Published:Wednesday | December 21, 2016 | 12:00 AMSteven Jackson
Usain Bolt signs movie poster while in his room at the Corinthia Hotel in London last month.

Telecommunications provider Digicel has outbid listed cinema operator Palace Amusement Company for the documentary I Am Bolt, featuring Jamaican sprinter Usain Bolt.

The move has resulted in the telecoms snatching a possible revenue driver for Palace, the island's largest cinema operator.

Universal Studios holds the distribution rights for I Am Bolt, while Island Records, a division of Universal Music, holds the rights to the soundtrack. Films from big Hollywood studios, including Universal, usually "flow" to Palace, said Douglas Graham, executive chairman of Palace Amusement.

"Digicel went to them and made them an offer they couldn't refuse," Graham told shareholders at the company's annual general meeting at its head office in Kingston last week.

"For Digicel, it's public relations, and for Universal, it's money," he said. "We were not in that."

The extent of the offer was not disclosed.

Digicel held a screening of the documentary at the National Indoor Sports Arena, where thousands of people attended. Digicel explained that they acquired the film to support Bolt, whom they sponsor.

"As a total communications and entertainment provider, we are always looking to bring the best locally relevant content to our valued customers in the region for them to access across our multiple channels and platforms," stated Antonia Graham, head of group public relations at Digicel. "In addition, since Usain is our chief speed officer, we wanted to support him in his latest endeavour."

Digicel also asserted that the producers never intended the documentary to be distributed in theatres and that the move ensured that many of the telecoms customers could see the story of Bolt.

The sprinter holds nine Olympic gold medals from three games.

The documentary, released in November, was directed by Benjamin Turner and Gabe Turner.

The Bolt documentary would have been an alternative to the regular Hollywood-scripted films shown by Palace Amusement. The core of Palace's alternative content remains 'high art' features rather than popular features like top 40 concerts, partially due to concerns about piracy and competition.

The cinema company also shows ballet in a country more in tune with dancehall music. To that end, Palace Amusement signed a new contract earlier this month to air three features from the Australian Ballet, in addition to performances from the Kenneth Branagh Theatre Company, the Metropolitan Opera, the Bolshoi Ballet, and the National Theatre in London.

"It's not a major financial addition, but it will grow," Graham said about alternative content, which the company's annual report described as a new "thrust".

During the year, Palace's net profit dipped in half to $16 million on revenues of $909.2 million.

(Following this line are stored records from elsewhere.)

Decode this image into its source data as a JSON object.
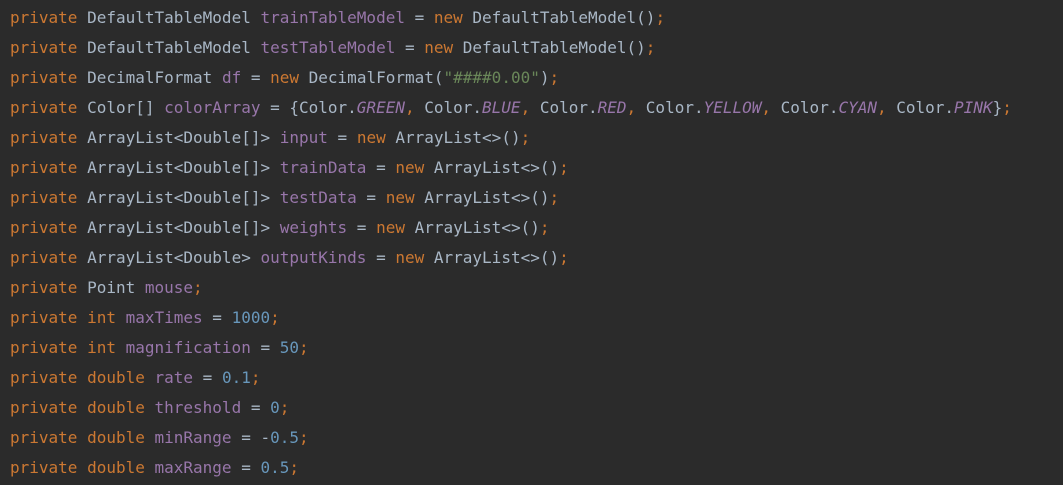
{
  "editor": {
    "colors": {
      "background": "#2b2b2b",
      "plain": "#a9b7c6",
      "keyword": "#cc7832",
      "field": "#9876aa",
      "number": "#6897bb",
      "string": "#6a8759"
    },
    "lines": [
      [
        {
          "t": "kw",
          "v": "private"
        },
        {
          "t": "plain",
          "v": " DefaultTableModel "
        },
        {
          "t": "field",
          "v": "trainTableModel"
        },
        {
          "t": "plain",
          "v": " = "
        },
        {
          "t": "kw",
          "v": "new"
        },
        {
          "t": "plain",
          "v": " DefaultTableModel()"
        },
        {
          "t": "punct",
          "v": ";"
        }
      ],
      [
        {
          "t": "kw",
          "v": "private"
        },
        {
          "t": "plain",
          "v": " DefaultTableModel "
        },
        {
          "t": "field",
          "v": "testTableModel"
        },
        {
          "t": "plain",
          "v": " = "
        },
        {
          "t": "kw",
          "v": "new"
        },
        {
          "t": "plain",
          "v": " DefaultTableModel()"
        },
        {
          "t": "punct",
          "v": ";"
        }
      ],
      [
        {
          "t": "kw",
          "v": "private"
        },
        {
          "t": "plain",
          "v": " DecimalFormat "
        },
        {
          "t": "field",
          "v": "df"
        },
        {
          "t": "plain",
          "v": " = "
        },
        {
          "t": "kw",
          "v": "new"
        },
        {
          "t": "plain",
          "v": " DecimalFormat("
        },
        {
          "t": "str",
          "v": "\"####0.00\""
        },
        {
          "t": "plain",
          "v": ")"
        },
        {
          "t": "punct",
          "v": ";"
        }
      ],
      [
        {
          "t": "kw",
          "v": "private"
        },
        {
          "t": "plain",
          "v": " Color[] "
        },
        {
          "t": "field",
          "v": "colorArray"
        },
        {
          "t": "plain",
          "v": " = {Color."
        },
        {
          "t": "static",
          "v": "GREEN"
        },
        {
          "t": "punct",
          "v": ", "
        },
        {
          "t": "plain",
          "v": "Color."
        },
        {
          "t": "static",
          "v": "BLUE"
        },
        {
          "t": "punct",
          "v": ", "
        },
        {
          "t": "plain",
          "v": "Color."
        },
        {
          "t": "static",
          "v": "RED"
        },
        {
          "t": "punct",
          "v": ", "
        },
        {
          "t": "plain",
          "v": "Color."
        },
        {
          "t": "static",
          "v": "YELLOW"
        },
        {
          "t": "punct",
          "v": ", "
        },
        {
          "t": "plain",
          "v": "Color."
        },
        {
          "t": "static",
          "v": "CYAN"
        },
        {
          "t": "punct",
          "v": ", "
        },
        {
          "t": "plain",
          "v": "Color."
        },
        {
          "t": "static",
          "v": "PINK"
        },
        {
          "t": "plain",
          "v": "}"
        },
        {
          "t": "punct",
          "v": ";"
        }
      ],
      [
        {
          "t": "kw",
          "v": "private"
        },
        {
          "t": "plain",
          "v": " ArrayList<Double[]> "
        },
        {
          "t": "field",
          "v": "input"
        },
        {
          "t": "plain",
          "v": " = "
        },
        {
          "t": "kw",
          "v": "new"
        },
        {
          "t": "plain",
          "v": " ArrayList<>()"
        },
        {
          "t": "punct",
          "v": ";"
        }
      ],
      [
        {
          "t": "kw",
          "v": "private"
        },
        {
          "t": "plain",
          "v": " ArrayList<Double[]> "
        },
        {
          "t": "field",
          "v": "trainData"
        },
        {
          "t": "plain",
          "v": " = "
        },
        {
          "t": "kw",
          "v": "new"
        },
        {
          "t": "plain",
          "v": " ArrayList<>()"
        },
        {
          "t": "punct",
          "v": ";"
        }
      ],
      [
        {
          "t": "kw",
          "v": "private"
        },
        {
          "t": "plain",
          "v": " ArrayList<Double[]> "
        },
        {
          "t": "field",
          "v": "testData"
        },
        {
          "t": "plain",
          "v": " = "
        },
        {
          "t": "kw",
          "v": "new"
        },
        {
          "t": "plain",
          "v": " ArrayList<>()"
        },
        {
          "t": "punct",
          "v": ";"
        }
      ],
      [
        {
          "t": "kw",
          "v": "private"
        },
        {
          "t": "plain",
          "v": " ArrayList<Double[]> "
        },
        {
          "t": "field",
          "v": "weights"
        },
        {
          "t": "plain",
          "v": " = "
        },
        {
          "t": "kw",
          "v": "new"
        },
        {
          "t": "plain",
          "v": " ArrayList<>()"
        },
        {
          "t": "punct",
          "v": ";"
        }
      ],
      [
        {
          "t": "kw",
          "v": "private"
        },
        {
          "t": "plain",
          "v": " ArrayList<Double> "
        },
        {
          "t": "field",
          "v": "outputKinds"
        },
        {
          "t": "plain",
          "v": " = "
        },
        {
          "t": "kw",
          "v": "new"
        },
        {
          "t": "plain",
          "v": " ArrayList<>()"
        },
        {
          "t": "punct",
          "v": ";"
        }
      ],
      [
        {
          "t": "kw",
          "v": "private"
        },
        {
          "t": "plain",
          "v": " Point "
        },
        {
          "t": "field",
          "v": "mouse"
        },
        {
          "t": "punct",
          "v": ";"
        }
      ],
      [
        {
          "t": "kw",
          "v": "private int "
        },
        {
          "t": "field",
          "v": "maxTimes"
        },
        {
          "t": "plain",
          "v": " = "
        },
        {
          "t": "num",
          "v": "1000"
        },
        {
          "t": "punct",
          "v": ";"
        }
      ],
      [
        {
          "t": "kw",
          "v": "private int "
        },
        {
          "t": "field",
          "v": "magnification"
        },
        {
          "t": "plain",
          "v": " = "
        },
        {
          "t": "num",
          "v": "50"
        },
        {
          "t": "punct",
          "v": ";"
        }
      ],
      [
        {
          "t": "kw",
          "v": "private double "
        },
        {
          "t": "field",
          "v": "rate"
        },
        {
          "t": "plain",
          "v": " = "
        },
        {
          "t": "num",
          "v": "0.1"
        },
        {
          "t": "punct",
          "v": ";"
        }
      ],
      [
        {
          "t": "kw",
          "v": "private double "
        },
        {
          "t": "field",
          "v": "threshold"
        },
        {
          "t": "plain",
          "v": " = "
        },
        {
          "t": "num",
          "v": "0"
        },
        {
          "t": "punct",
          "v": ";"
        }
      ],
      [
        {
          "t": "kw",
          "v": "private double "
        },
        {
          "t": "field",
          "v": "minRange"
        },
        {
          "t": "plain",
          "v": " = -"
        },
        {
          "t": "num",
          "v": "0.5"
        },
        {
          "t": "punct",
          "v": ";"
        }
      ],
      [
        {
          "t": "kw",
          "v": "private double "
        },
        {
          "t": "field",
          "v": "maxRange"
        },
        {
          "t": "plain",
          "v": " = "
        },
        {
          "t": "num",
          "v": "0.5"
        },
        {
          "t": "punct",
          "v": ";"
        }
      ]
    ]
  }
}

The revenues were affected by eight per cent decline in cinema attendance.

"This was due mainly to the quality of the product that was available and the challenging economic times," stated the management discussion and analysis in the annual report.

Graham doesn't really expect profit to remain at that level next year.

"We are not budgeting on profit less than last year, but, you know, we are picture driven," he indicated, adding that the films did not only have to be good, but appropriate to the local audience. "We are in the hands of the producers to a large extent," Graham said.

"We realised there is an affordability problem in Jamaica and maybe not so much elsewhere," he said, referring to tickets that go as high as $1,700 for a box seat. The group operates three cinema locations including Carib 5, Palace Cineplex in Kingston and Palace Multiplex in Montego Bay. Palace also distributes films to Cove Cinema in Ocho Rios, St. Ann and Regal Cinema in Grand Cayman.